3. I saw by this time that I was getting seriously away from the original project which had claimed my attention: the study of the history of sales law. So, I know I need to get back to that. My conception was and is as follows. I was going to go section by section of the Uniform Sales Act of 1906 ("USA") with the help of Williston's 1909 treatise on the subject, to try to understand fairly completely where "sales law was" 100 years ago in America. This would be my "baseline" knowledge so that I could then go into how the UCC arose. This latter task would take me to the biography of Karl Llewellyn, the various drafts of what would become the UCC in the 1940s and finally the publication and approval of Article 2 in the 1950s. The topic that got me distracted in my original search into the history of sales law was in section 4 of the USA, on the statute of frauds (1677). As usual, when I begin to read, I get hung up in the first sentence or even first few words and find myself unable to continue. So it happened here. It happened as follows. The first words of sec. 4 say: "A contract to sell or a sale of any goods or choses in action..." Oops. Choses in action. I knew what a chose in action was; I am not that dumb. It is an instrument on which you can sue. But I wanted to get into the concept of a chose in action, because I thought that it had to be more difficult than that. Indeed, it is. I could easily have taken two roads on this quest, then. I could have tried to study how it was that the definition of a chose in action developed and expanded over time, taking ever more concepts under its umbrella, or I could have tried to focus on what turned out to be an interesting but terribly obscure legal issue of the 19th century: the assignability of choses in action. I need to get back to both of those topics this afternoon.
But, for now, I am hung up on some words from the 17th century and some legal concepts mentioned above.
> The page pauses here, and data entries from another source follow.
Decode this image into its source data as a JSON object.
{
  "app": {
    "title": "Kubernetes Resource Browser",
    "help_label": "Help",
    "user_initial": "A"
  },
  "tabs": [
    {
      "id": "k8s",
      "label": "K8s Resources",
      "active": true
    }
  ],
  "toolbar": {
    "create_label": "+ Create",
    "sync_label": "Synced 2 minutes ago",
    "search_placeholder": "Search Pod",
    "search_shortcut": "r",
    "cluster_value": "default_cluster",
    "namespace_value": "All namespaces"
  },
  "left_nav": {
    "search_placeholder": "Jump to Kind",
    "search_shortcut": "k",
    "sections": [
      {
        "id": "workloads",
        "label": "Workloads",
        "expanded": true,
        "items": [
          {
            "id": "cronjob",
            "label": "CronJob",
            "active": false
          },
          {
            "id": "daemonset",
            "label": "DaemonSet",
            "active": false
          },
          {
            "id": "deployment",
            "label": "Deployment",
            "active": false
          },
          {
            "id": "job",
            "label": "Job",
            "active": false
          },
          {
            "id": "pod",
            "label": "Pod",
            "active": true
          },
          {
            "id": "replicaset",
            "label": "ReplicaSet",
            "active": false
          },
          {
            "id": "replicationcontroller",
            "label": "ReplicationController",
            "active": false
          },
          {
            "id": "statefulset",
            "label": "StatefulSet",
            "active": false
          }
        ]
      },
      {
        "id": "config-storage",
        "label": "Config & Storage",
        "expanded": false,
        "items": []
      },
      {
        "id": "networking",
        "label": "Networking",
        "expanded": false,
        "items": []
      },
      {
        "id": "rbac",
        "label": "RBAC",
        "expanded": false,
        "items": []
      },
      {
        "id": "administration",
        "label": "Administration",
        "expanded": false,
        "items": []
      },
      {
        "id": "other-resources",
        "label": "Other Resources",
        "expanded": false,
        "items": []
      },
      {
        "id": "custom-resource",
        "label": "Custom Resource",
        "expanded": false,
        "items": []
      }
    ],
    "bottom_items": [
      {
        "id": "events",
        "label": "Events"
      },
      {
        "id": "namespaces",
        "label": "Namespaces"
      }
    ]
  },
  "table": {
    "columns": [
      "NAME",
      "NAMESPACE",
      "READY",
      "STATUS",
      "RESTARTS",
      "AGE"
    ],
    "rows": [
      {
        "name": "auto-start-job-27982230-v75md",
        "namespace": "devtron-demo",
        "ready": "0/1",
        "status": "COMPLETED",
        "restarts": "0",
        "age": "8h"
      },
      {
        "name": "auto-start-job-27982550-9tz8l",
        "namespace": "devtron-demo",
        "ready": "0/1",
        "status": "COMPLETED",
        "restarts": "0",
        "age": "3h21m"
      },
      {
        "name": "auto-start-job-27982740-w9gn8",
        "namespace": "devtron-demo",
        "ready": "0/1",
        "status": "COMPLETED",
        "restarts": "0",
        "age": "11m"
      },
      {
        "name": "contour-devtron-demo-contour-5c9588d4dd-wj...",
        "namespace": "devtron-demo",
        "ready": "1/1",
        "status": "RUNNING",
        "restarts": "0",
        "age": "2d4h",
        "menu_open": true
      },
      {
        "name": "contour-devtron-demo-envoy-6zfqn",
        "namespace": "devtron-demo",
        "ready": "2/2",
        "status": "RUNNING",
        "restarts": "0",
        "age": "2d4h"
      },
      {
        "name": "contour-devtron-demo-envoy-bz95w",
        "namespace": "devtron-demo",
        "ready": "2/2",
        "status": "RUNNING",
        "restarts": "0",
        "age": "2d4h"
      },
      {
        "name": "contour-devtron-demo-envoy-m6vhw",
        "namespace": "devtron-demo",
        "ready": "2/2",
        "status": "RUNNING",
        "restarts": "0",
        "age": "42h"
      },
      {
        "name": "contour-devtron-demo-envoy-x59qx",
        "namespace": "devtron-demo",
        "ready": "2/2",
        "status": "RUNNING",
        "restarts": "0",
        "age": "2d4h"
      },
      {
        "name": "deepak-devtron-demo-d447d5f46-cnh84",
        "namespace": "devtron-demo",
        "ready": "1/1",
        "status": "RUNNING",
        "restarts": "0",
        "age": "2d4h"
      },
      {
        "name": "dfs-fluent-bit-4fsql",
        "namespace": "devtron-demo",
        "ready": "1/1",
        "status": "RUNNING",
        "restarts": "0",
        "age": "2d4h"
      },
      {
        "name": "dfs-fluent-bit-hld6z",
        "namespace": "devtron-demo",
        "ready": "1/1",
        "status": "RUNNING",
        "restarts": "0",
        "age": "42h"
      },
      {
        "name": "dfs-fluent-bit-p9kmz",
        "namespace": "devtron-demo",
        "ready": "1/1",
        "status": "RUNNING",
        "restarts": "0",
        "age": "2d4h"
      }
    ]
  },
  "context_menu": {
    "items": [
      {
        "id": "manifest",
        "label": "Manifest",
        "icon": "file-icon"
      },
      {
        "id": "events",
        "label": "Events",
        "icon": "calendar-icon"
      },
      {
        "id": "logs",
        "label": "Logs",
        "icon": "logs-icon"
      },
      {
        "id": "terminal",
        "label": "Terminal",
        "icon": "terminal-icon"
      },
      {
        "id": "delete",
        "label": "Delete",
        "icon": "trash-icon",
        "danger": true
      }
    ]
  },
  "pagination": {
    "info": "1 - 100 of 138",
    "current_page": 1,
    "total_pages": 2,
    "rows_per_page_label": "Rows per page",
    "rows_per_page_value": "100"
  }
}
The next essay treats some of these.
Copyright © 2004-2008 William R. Long